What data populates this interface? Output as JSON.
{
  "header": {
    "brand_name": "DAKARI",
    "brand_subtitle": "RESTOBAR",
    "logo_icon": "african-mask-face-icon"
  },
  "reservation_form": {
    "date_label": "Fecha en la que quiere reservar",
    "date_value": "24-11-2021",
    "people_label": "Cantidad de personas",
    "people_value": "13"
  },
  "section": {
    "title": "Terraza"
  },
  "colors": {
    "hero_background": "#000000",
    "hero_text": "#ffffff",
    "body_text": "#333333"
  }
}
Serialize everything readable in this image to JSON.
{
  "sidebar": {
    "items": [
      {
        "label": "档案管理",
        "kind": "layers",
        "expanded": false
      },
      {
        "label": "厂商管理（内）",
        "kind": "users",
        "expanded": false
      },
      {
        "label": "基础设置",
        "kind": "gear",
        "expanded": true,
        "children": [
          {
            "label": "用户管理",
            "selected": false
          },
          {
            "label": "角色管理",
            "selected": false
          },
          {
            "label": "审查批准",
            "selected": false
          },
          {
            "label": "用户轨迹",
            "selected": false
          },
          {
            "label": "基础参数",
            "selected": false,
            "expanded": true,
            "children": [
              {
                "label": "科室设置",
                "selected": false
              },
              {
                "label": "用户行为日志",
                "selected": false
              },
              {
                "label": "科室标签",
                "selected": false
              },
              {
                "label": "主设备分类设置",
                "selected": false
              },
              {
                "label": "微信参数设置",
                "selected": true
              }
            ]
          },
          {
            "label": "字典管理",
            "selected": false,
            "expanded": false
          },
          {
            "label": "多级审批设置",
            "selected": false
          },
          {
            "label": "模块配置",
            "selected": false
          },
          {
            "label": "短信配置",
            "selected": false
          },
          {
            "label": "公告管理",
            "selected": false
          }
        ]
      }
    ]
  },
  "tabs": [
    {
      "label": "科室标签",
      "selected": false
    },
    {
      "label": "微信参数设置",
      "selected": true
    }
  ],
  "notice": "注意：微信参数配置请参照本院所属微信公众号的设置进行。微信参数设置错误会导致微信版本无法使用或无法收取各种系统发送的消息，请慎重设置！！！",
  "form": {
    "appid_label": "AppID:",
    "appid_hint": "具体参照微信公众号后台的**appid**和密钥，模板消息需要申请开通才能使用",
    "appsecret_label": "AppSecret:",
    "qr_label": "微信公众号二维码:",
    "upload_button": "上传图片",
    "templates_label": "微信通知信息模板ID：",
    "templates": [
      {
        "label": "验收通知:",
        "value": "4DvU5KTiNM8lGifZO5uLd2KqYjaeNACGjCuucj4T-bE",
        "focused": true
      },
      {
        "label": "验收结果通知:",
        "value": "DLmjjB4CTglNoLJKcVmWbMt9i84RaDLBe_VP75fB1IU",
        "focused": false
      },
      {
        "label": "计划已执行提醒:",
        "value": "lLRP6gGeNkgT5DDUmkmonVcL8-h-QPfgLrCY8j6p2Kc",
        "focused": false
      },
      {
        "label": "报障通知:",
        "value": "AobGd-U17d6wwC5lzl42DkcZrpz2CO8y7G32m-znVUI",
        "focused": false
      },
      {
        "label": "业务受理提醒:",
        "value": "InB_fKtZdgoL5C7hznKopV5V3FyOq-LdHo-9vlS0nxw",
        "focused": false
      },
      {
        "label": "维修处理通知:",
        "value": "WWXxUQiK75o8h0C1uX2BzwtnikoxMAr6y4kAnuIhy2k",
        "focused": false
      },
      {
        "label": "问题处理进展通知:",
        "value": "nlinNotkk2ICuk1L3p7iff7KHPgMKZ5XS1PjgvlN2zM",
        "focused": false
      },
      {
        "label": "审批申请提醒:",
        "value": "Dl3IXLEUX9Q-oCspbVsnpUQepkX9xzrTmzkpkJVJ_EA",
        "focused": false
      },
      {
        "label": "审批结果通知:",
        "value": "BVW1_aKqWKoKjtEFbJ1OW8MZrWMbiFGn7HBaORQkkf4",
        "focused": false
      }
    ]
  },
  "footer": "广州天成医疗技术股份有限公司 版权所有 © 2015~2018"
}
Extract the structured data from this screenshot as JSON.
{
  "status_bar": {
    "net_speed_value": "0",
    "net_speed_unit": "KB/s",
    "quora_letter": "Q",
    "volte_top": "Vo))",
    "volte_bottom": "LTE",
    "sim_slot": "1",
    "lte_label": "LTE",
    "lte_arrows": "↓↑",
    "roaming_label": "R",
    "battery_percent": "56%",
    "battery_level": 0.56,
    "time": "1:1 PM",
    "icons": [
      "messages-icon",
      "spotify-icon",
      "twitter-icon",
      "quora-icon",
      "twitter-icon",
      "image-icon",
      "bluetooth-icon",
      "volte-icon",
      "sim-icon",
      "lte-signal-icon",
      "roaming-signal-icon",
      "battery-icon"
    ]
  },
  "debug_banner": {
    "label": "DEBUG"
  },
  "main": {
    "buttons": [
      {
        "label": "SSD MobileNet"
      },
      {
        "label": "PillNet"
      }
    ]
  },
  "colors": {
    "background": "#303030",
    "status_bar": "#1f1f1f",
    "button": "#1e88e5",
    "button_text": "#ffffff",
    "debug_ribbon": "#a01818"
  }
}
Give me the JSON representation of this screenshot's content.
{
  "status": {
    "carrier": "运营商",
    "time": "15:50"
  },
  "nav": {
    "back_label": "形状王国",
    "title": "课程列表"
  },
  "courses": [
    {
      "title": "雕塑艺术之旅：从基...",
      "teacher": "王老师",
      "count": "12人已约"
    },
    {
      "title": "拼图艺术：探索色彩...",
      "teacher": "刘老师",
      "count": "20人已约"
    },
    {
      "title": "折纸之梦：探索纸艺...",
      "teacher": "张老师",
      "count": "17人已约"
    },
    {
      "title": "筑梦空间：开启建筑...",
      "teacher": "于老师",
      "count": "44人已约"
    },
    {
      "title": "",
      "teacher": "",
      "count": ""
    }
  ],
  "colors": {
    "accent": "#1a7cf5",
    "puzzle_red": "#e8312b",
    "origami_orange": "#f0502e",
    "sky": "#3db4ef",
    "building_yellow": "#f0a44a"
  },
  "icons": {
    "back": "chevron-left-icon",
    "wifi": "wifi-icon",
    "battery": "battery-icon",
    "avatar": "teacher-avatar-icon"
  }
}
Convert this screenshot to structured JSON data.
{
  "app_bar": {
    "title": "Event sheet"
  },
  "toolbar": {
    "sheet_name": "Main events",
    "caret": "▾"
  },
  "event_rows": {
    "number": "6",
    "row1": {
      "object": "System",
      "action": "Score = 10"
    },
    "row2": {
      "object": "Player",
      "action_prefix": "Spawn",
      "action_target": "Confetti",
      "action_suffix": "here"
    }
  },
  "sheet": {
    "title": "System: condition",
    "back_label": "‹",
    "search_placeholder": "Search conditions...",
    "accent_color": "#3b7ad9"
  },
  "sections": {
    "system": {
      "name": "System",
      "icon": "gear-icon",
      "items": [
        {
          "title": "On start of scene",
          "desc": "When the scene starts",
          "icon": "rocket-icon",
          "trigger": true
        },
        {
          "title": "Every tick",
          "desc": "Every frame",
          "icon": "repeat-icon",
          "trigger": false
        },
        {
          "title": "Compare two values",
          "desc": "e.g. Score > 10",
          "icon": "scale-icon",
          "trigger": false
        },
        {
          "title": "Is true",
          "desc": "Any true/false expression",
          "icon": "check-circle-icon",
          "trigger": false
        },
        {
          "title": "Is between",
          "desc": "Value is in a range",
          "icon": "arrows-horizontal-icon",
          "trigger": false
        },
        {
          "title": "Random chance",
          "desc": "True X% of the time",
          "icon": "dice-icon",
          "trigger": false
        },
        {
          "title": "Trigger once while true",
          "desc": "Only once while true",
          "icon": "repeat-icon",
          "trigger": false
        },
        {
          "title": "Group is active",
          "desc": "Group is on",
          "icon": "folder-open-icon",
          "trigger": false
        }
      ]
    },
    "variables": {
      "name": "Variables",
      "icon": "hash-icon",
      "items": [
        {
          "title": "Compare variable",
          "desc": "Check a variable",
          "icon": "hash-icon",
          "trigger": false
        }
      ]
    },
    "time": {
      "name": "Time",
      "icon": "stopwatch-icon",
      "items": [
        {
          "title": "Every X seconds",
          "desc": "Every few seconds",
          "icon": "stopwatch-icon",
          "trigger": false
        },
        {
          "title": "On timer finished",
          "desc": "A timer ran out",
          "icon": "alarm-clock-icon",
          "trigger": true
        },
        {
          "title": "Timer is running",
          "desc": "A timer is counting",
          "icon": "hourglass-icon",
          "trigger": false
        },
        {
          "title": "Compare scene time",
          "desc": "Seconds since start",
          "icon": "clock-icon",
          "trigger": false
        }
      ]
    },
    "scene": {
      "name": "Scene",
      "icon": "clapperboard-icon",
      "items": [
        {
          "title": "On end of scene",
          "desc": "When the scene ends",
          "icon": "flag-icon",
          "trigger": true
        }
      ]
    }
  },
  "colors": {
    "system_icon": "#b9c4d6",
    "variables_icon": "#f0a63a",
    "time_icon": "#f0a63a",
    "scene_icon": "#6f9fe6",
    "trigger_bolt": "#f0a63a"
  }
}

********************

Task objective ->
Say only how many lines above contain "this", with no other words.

Answer section ->
5